[Material supplied]
══════════════════════════════

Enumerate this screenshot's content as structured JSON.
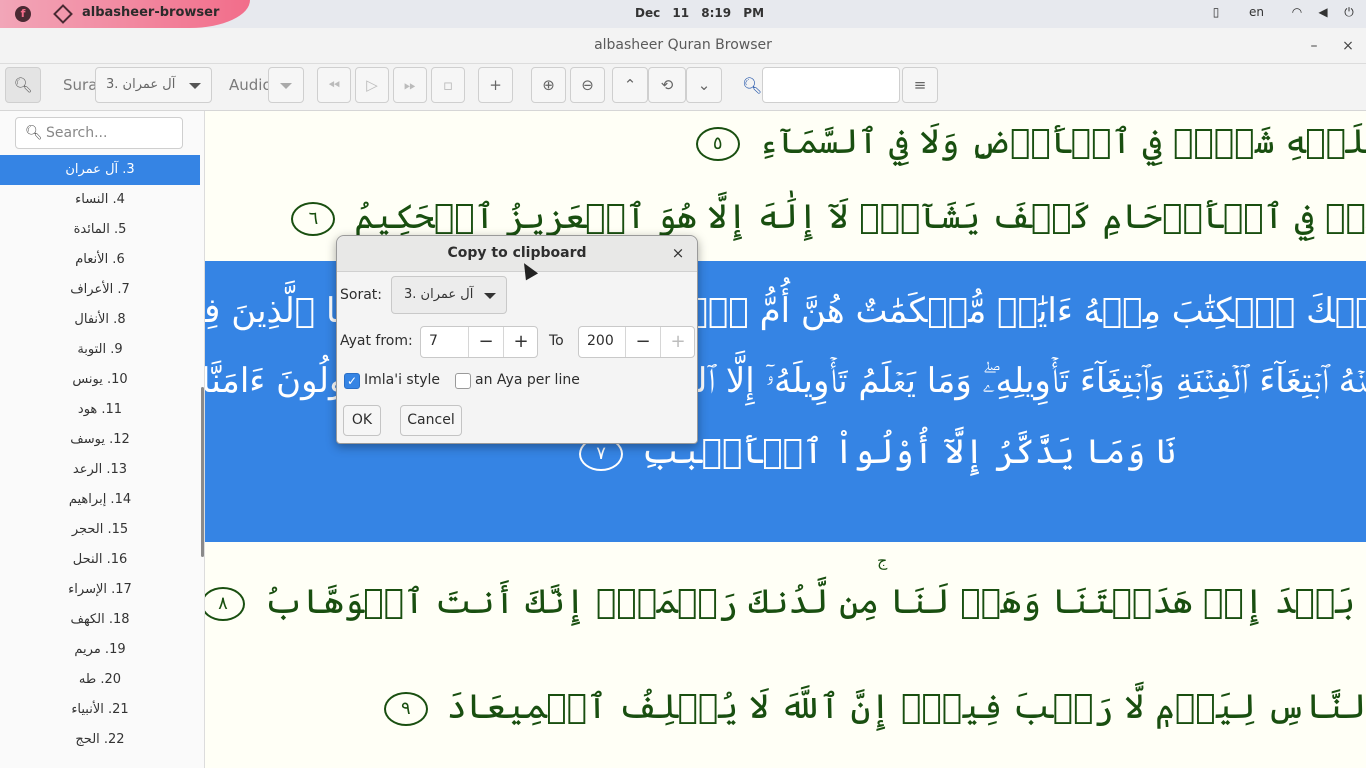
{
  "system_bar": {
    "app_name": "albasheer-browser",
    "date": "Dec 11",
    "time": "8:19 PM",
    "keyboard_layout": "en"
  },
  "window": {
    "title": "albasheer Quran Browser",
    "minimize": "–",
    "close": "×"
  },
  "toolbar": {
    "sura_label": "Sura",
    "sura_value": "3. آل عمران",
    "audio_label": "Audio",
    "search_value": ""
  },
  "sidebar": {
    "search_placeholder": "Search...",
    "suras": [
      "3. آل عمران",
      "4. النساء",
      "5. المائدة",
      "6. الأنعام",
      "7. الأعراف",
      "8. الأنفال",
      "9. التوبة",
      "10. يونس",
      "11. هود",
      "12. يوسف",
      "13. الرعد",
      "14. إبراهيم",
      "15. الحجر",
      "16. النحل",
      "17. الإسراء",
      "18. الكهف",
      "19. مريم",
      "20. طه",
      "21. الأنبياء",
      "22. الحج"
    ],
    "selected_index": 0
  },
  "content": {
    "aya_lines": [
      "عَلَيۡهِ شَيۡءٞ فِي ٱلۡأَرۡضِ وَلَا فِي ٱلسَّمَآءِ",
      "كُمۡ فِي ٱلۡأَرۡحَامِ كَيۡفَ يَشَآءُۚ لَآ إِلَٰهَ إِلَّا هُوَ ٱلۡعَزِيزُ ٱلۡحَكِيمُ",
      "لَيۡكَ ٱلۡكِتَٰبَ مِنۡهُ ءَايَٰتٞ مُّحۡكَمَٰتٌ هُنَّ أُمُّ ٱلۡكِتَٰبِ وَأُخَرُ مُتَشَٰبِهَٰتٞۖ فَأَمَّا ٱلَّذِينَ فِي قُلُوبِهِمۡ زَيۡغٞ",
      "مِنۡهُ ٱبۡتِغَآءَ ٱلۡفِتۡنَةِ وَٱبۡتِغَآءَ تَأۡوِيلِهِۦۖ وَمَا يَعۡلَمُ تَأۡوِيلَهُۥٓ إِلَّا ٱللَّهُۗ وَٱلرَّٰسِخُونَ فِي ٱلۡعِلۡمِ يَقُولُونَ ءَامَنَّا بِهِۦ",
      "نَا وَمَا يَذَّكَّرُ إِلَّآ أُوْلُواْ ٱلۡأَلۡبَٰبِ",
      "نَا بَعۡدَ إِذۡ هَدَيۡتَنَا وَهَبۡ لَنَا مِن لَّدُنكَ رَحۡمَةًۚ إِنَّكَ أَنتَ ٱلۡوَهَّابُ",
      "ٱلنَّاسِ لِيَوۡمٖ لَّا رَيۡبَ فِيهِۚ إِنَّ ٱللَّهَ لَا يُخۡلِفُ ٱلۡمِيعَادَ"
    ],
    "aya_numbers": [
      "٥",
      "٦",
      "٧",
      "٨",
      "٩"
    ],
    "pause_mark": "ج"
  },
  "dialog": {
    "title": "Copy to clipboard",
    "close": "×",
    "sorat_label": "Sorat:",
    "sorat_value": "3. آل عمران",
    "ayat_from_label": "Ayat from:",
    "ayat_from_value": "7",
    "to_label": "To",
    "to_value": "200",
    "minus": "−",
    "plus": "+",
    "imlai_label": "Imla'i style",
    "imlai_checked": true,
    "aya_per_line_label": "an Aya per line",
    "aya_per_line_checked": false,
    "ok_label": "OK",
    "cancel_label": "Cancel"
  },
  "colors": {
    "accent": "#3584e4",
    "quran_text": "#194f10",
    "content_background": "#fffff6"
  }
}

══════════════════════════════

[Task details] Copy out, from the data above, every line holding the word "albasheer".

[Answer to this problem]
    "app_name": "albasheer-browser",
    "title": "albasheer Quran Browser",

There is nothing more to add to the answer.